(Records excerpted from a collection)
────────

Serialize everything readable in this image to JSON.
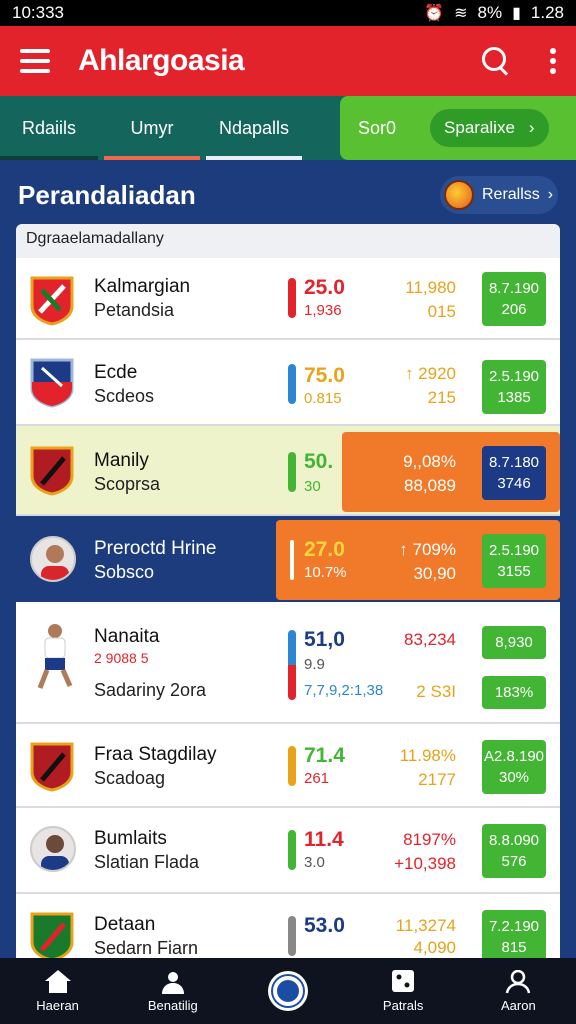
{
  "status": {
    "time": "10:333",
    "battery": "8%",
    "clock_right": "1.28"
  },
  "app": {
    "title": "Ahlargoasia"
  },
  "tabs": [
    {
      "label": "Rdaiils",
      "accent": "#14665c"
    },
    {
      "label": "Umyr",
      "accent": "#ef6a4a"
    },
    {
      "label": "Ndapalls",
      "accent": "#e9eef5"
    }
  ],
  "green_tab": {
    "label": "Sor0",
    "pill_label": "Sparalixe"
  },
  "section": {
    "title": "Perandaliadan",
    "results_label": "Rerallss"
  },
  "subheader": "Dgraaelamadallany",
  "rows": [
    {
      "name": "Kalmargian",
      "sub": "Petandsia",
      "score": "25.0",
      "score_sub": "1,936",
      "stat1": "11,980",
      "stat2": "015",
      "box1": "8.7.190",
      "box2": "206",
      "bar_color": "#e3232b",
      "score_color": "#e3232b"
    },
    {
      "name": "Ecde",
      "sub": "Scdeos",
      "score": "75.0",
      "score_sub": "0.815",
      "stat1": "↑ 2920",
      "stat2": "215",
      "box1": "2.5.190",
      "box2": "1385",
      "bar_color": "#2d86d4",
      "score_color": "#e8a31b"
    },
    {
      "name": "Manily",
      "sub": "Scoprsa",
      "score": "50.",
      "score_sub": "30",
      "stat1": "9,,08%",
      "stat2": "88,089",
      "box1": "8.7.180",
      "box2": "3746",
      "bar_color": "#42b534",
      "score_color": "#42b534"
    },
    {
      "name": "Preroctd Hrine",
      "sub": "Sobsco",
      "score": "27.0",
      "score_sub": "10.7%",
      "stat1": "↑ 709%",
      "stat2": "30,90",
      "box1": "2.5.190",
      "box2": "3155",
      "bar_color": "#ffffff",
      "score_color": "#f7d53a"
    },
    {
      "name": "Nanaita",
      "sub": "Sadariny 2ora",
      "extra": "2 9088 5",
      "score": "51,0",
      "score_sub": "9.9",
      "score_sub2": "7,7,9,2:1,38",
      "stat1": "83,234",
      "stat2": "2 S3I",
      "box1": "8,930",
      "box2": "183%",
      "bar_color": "#2d86d4",
      "score_color": "#1d3a86"
    },
    {
      "name": "Fraa Stagdilay",
      "sub": "Scadoag",
      "score": "71.4",
      "score_sub": "261",
      "stat1": "11.98%",
      "stat2": "2177",
      "box1": "A2.8.190",
      "box2": "30%",
      "bar_color": "#e8a31b",
      "score_color": "#42b534"
    },
    {
      "name": "Bumlaits",
      "sub": "Slatian Flada",
      "score": "11.4",
      "score_sub": "3.0",
      "stat1": "8197%",
      "stat2": "+10,398",
      "box1": "8.8.090",
      "box2": "576",
      "bar_color": "#42b534",
      "score_color": "#e3232b"
    },
    {
      "name": "Detaan",
      "sub": "Sedarn Fiarn",
      "score": "53.0",
      "score_sub": "",
      "stat1": "11,3274",
      "stat2": "4,090",
      "box1": "7.2.190",
      "box2": "815",
      "bar_color": "#888888",
      "score_color": "#1d3a86"
    }
  ],
  "nav": [
    {
      "label": "Haeran",
      "icon": "home-icon"
    },
    {
      "label": "Benatilig",
      "icon": "users-icon"
    },
    {
      "label": "",
      "icon": "center-logo-icon"
    },
    {
      "label": "Patrals",
      "icon": "dice-icon"
    },
    {
      "label": "Aaron",
      "icon": "profile-icon"
    }
  ]
}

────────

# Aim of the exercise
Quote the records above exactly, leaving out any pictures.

# Task solution
Serialize everything readable in this image to JSON.
{
  "status": {
    "time": "10:333",
    "battery": "8%",
    "clock_right": "1.28"
  },
  "app": {
    "title": "Ahlargoasia"
  },
  "tabs": [
    {
      "label": "Rdaiils",
      "accent": "#14665c"
    },
    {
      "label": "Umyr",
      "accent": "#ef6a4a"
    },
    {
      "label": "Ndapalls",
      "accent": "#e9eef5"
    }
  ],
  "green_tab": {
    "label": "Sor0",
    "pill_label": "Sparalixe"
  },
  "section": {
    "title": "Perandaliadan",
    "results_label": "Rerallss"
  },
  "subheader": "Dgraaelamadallany",
  "rows": [
    {
      "name": "Kalmargian",
      "sub": "Petandsia",
      "score": "25.0",
      "score_sub": "1,936",
      "stat1": "11,980",
      "stat2": "015",
      "box1": "8.7.190",
      "box2": "206",
      "bar_color": "#e3232b",
      "score_color": "#e3232b"
    },
    {
      "name": "Ecde",
      "sub": "Scdeos",
      "score": "75.0",
      "score_sub": "0.815",
      "stat1": "↑ 2920",
      "stat2": "215",
      "box1": "2.5.190",
      "box2": "1385",
      "bar_color": "#2d86d4",
      "score_color": "#e8a31b"
    },
    {
      "name": "Manily",
      "sub": "Scoprsa",
      "score": "50.",
      "score_sub": "30",
      "stat1": "9,,08%",
      "stat2": "88,089",
      "box1": "8.7.180",
      "box2": "3746",
      "bar_color": "#42b534",
      "score_color": "#42b534"
    },
    {
      "name": "Preroctd Hrine",
      "sub": "Sobsco",
      "score": "27.0",
      "score_sub": "10.7%",
      "stat1": "↑ 709%",
      "stat2": "30,90",
      "box1": "2.5.190",
      "box2": "3155",
      "bar_color": "#ffffff",
      "score_color": "#f7d53a"
    },
    {
      "name": "Nanaita",
      "sub": "Sadariny 2ora",
      "extra": "2 9088 5",
      "score": "51,0",
      "score_sub": "9.9",
      "score_sub2": "7,7,9,2:1,38",
      "stat1": "83,234",
      "stat2": "2 S3I",
      "box1": "8,930",
      "box2": "183%",
      "bar_color": "#2d86d4",
      "score_color": "#1d3a86"
    },
    {
      "name": "Fraa Stagdilay",
      "sub": "Scadoag",
      "score": "71.4",
      "score_sub": "261",
      "stat1": "11.98%",
      "stat2": "2177",
      "box1": "A2.8.190",
      "box2": "30%",
      "bar_color": "#e8a31b",
      "score_color": "#42b534"
    },
    {
      "name": "Bumlaits",
      "sub": "Slatian Flada",
      "score": "11.4",
      "score_sub": "3.0",
      "stat1": "8197%",
      "stat2": "+10,398",
      "box1": "8.8.090",
      "box2": "576",
      "bar_color": "#42b534",
      "score_color": "#e3232b"
    },
    {
      "name": "Detaan",
      "sub": "Sedarn Fiarn",
      "score": "53.0",
      "score_sub": "",
      "stat1": "11,3274",
      "stat2": "4,090",
      "box1": "7.2.190",
      "box2": "815",
      "bar_color": "#888888",
      "score_color": "#1d3a86"
    }
  ],
  "nav": [
    {
      "label": "Haeran",
      "icon": "home-icon"
    },
    {
      "label": "Benatilig",
      "icon": "users-icon"
    },
    {
      "label": "",
      "icon": "center-logo-icon"
    },
    {
      "label": "Patrals",
      "icon": "dice-icon"
    },
    {
      "label": "Aaron",
      "icon": "profile-icon"
    }
  ]
}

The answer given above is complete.